At every turn, Republicans want to make it harder for American citizens to vote. They know that if they make it difficult for poor urban, elderly, college and minority voters to vote, they will remain with unchecked power. No wonder then that they want to now kill the Motor Voter Act, which Mitch McConnell has been trying to destroy for nearly 30 years, and the Roberts Court may be the headsman that swings the axe.
On Wednesday, the Supreme Court will hear the newest challenge to the law, concerning whether Ohio can remove voters from the rolls who don’t vote over a six-year period. If a voter in Ohio misses an election, doesn’t respond to a subsequent mailing from the state, and then sits out two more elections, he or she is removed from the registration list, even if this person would otherwise be eligible to vote. Critics of this process say it turns voting into a “use it or lose it” right and will open the door to wider voter purges.

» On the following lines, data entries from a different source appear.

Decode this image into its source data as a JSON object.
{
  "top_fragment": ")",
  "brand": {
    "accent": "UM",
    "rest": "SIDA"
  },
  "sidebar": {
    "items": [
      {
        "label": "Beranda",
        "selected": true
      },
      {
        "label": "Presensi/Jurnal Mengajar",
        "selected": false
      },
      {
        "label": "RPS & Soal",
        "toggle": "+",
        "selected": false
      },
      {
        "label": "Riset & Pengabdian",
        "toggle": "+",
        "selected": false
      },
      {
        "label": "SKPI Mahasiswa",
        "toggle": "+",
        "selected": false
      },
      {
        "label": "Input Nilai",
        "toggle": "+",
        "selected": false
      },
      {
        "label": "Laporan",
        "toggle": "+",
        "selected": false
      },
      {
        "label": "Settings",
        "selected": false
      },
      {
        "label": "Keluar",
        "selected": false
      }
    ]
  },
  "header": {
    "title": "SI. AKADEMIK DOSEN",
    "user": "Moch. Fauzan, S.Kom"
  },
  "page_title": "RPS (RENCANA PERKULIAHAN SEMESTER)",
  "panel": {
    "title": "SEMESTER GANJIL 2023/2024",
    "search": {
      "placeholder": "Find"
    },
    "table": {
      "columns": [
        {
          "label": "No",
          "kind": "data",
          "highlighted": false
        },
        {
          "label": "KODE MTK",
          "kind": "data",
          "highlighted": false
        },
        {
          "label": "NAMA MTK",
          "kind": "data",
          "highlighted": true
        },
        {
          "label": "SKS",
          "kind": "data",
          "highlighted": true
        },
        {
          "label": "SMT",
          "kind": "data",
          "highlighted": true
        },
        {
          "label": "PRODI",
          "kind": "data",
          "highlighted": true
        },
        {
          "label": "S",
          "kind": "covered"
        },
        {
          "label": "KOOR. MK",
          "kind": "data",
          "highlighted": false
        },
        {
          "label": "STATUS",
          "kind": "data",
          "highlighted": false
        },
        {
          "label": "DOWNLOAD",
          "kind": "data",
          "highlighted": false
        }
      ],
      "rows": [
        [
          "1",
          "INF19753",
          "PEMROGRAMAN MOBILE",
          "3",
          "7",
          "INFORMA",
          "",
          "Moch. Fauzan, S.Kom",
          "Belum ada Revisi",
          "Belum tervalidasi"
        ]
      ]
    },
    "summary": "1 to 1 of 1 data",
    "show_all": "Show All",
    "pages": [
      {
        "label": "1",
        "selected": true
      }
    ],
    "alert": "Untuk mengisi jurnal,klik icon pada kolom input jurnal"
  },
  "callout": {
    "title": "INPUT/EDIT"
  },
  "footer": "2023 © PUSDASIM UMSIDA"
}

Ohio purged 2 million voters from 2011 to 2016, more than any other state, including over 840,000 for infrequent voting. At least 144,000 voters in Ohio’s three largest counties, home to Cleveland, Columbus, and Cincinnati, have been purged since the 2012 election, with voters in Democratic-leaning neighborhoods twice as likely to be removed as those in Republican-leaning ones, according to a Reuters analysis.
A federal appeals court ruled in September 2016 that the state’s purging of infrequent voters violated the NVRA, which states that someone cannot be removed from the rolls “by reason of the person’s failure to vote.” As a result of that ruling, 7,500 people who had been purged from the rolls were reinstated and were able to vote in the 2016 election.
Ohio says it should be allowed to remove these voters from the rolls under the NVRA, claiming that “a failure to respond to a notice— not a failure to vote—is the sole proximate cause of removal” under its purge program. Ohio adds that if the Supreme Court finds that the NVRA does prohibit its actions, it would raise “serious constitutional questions” about the law. A supporting brief by the American Civil Rights Union, a conservative group that has sued states to force aggressive voter purges, says that if “the NVRA indeed prohibits the states from utilizing inactivity as a factor that leads to deeming a registrant ultimately to be unqualified—as the lower court found—then the NVRA intrudes on the important federalist balance in the Constitution.”
One of the big reasons that Ohio went for Trump by 8 points in 2016 was that Jon Husted kicked nearly a million Ohioans off the voter rolls, the vast majority were registered Democrats. Now the GOP wants to repeat Ohio's voter purges in other states.
For its part, the Trump administration has come out squarely in support of voter purges. The Obama Justice Department opposed the Ohio purge program, but Trump’s DOJ abruptly switched sides in the case. “After this Court’s grant of review and the change in Administrations, the Department reconsidered the question,” the DOJ informed the Supreme Court in August. “It has now concluded that the NVRA does not prohibit a State from using nonvoting as the basis for sending a [removal] notice.”
In June 2017, the DOJ also sent a letter to 44 states informing them that it was reviewing their voter list maintenance procedures and asking how they planned to “remove the names of ineligible voters.” If Ohio wins at the Supreme Court, it will “certainly embolden” the department and GOP-controlled states to undertake aggressive voter purges, says Vanita Gupta, who headed the DOJ’s Civil Rights Division under Obama and is now president of the Leadership Conference on Civil and Human Rights.
And that would open the door to broader challenges to the NVRA. “It’s a hugely significant case,” Gupta says. “If the court comes out with a broad ruling that says inactivity in voting is sufficient proof to kick a voter off of the rolls, that could have broad implications across the country for how voters are purged off the rolls per the National Voter Registration Act.”
In other words, if states are allowed to kick people off the voter rolls for not voting, then make it impossible to register to vote, we're done as a free country.
And the GOP knows it.